The next day was Buddha’s Birthday. Cindy went sight-seeing with another friend, and I met up with Soon-young, my friend and colleague from Dongguk University. We strolled along the Chongyechong, pausing to take pictures of lotus lanterns strung over the water, Buddhist figures in the stream, and demonstrations against inadequate government compensation for houses and businesses.
On the majestic avenue Sejong-ro, there was the old statue of the sixteenth-century Admiral Lee Sun-shin, famous for his defeat of the Japanese. Following that, several lanes of traffic lanes had been removed and replaced with a pedestrian promenade and a new statue honoring King Sejong, the fifteenth-century Chosung Dynasty monarch best known for instituting a number of technological advancements and hangul, the phonetic Korean alphabet, which made reading immeasurably easier than with Chinese characters. Further on, we found tents displaying old handicrafts and recent models or replicas of them.
Sejong Avenue ends at Gwanghwamun, one of the ancient gates to the city, and Gyeongbok Palace behind it. When I first arrived in Seoul, between the gate and the palace was the neo-classical-style Colonial Administration Building, which the Japanese had erected during the Annexation and which later served as the Capital Building and then the National Museum. Many Koreans hated it, claiming that with their usual sensitivity the Japanese had cut off the flow of earth’s energy from the mountain into the city, obstructed the view of the palace and demolished all but ten of the 400 palace buildings. The National Museum Building was torn down in 1995, allowing a beautiful view of the gate, the palace, and the mountain peak beyond. Soon-young and I happened to arrive in time for the changing of the guard.
After a stroll down the main street of Insadong, the art shop center, we had a traditional Korean meal and visited Chogye Temple. But there was a very long line to get in, and we’d both been inside the temple many times before, so it was off to Dongguk University for more pictures and a quick chat with the head of the Linguistics Department, who even on a major holiday was laboring away in his office. We got the taxi driver to stop for two minutes outside my old apartment. For dinner we joined Cindy in a Tibetan restaurant, also on Chongyechon.
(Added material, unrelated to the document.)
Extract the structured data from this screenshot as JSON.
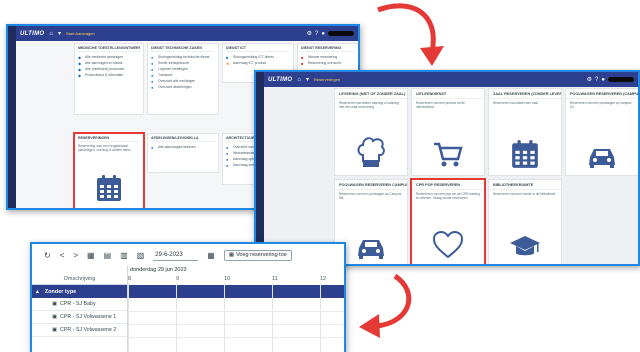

The next day there was hotel check-out, lunch in a restaurant near the hotel, a taxi ride to the H&R Block office in Itaewon which has been doing my taxes since 1988—some things do not change. After parking my bag in Starbucks, I looked for a favorite jewelry store where in the past I’d found distinctive pieces with large semi-precious stones, but it had been replaced by one with more conventional items. I did find Foreign Foods, which is particularly good for Indian and Mid-Eastern ingredients, still in its place on the street leading up to the mosque. It’s a friendly place. I bought my fenugreek and remembered how much I’d felt that foreigners living in Korea should support each other.
Something happened on the trip that I haven’t yet found words for. I felt very much loved by old friends like Soon-young, who’s been part of my life since we met in 1989, and new ones like Cindy, who’d become a close friend over Skype and the telephone. With some people there was plenty of time for long talks.
I have a strong sense of place. At one point I said, “I love this city,” and Cindy said, “I can tell.” There’s something both comforting and exciting about being where you have a long history and watching it evolve right before your eyes, particularly if it also remains intimately familiar. It’s like seeing an old friend after years and resuming your conversation almost mid-sentence, even though you also appreciate her new make-over. “Permanence in change” may sound trite or sentimental, and yet I think that’s what it is.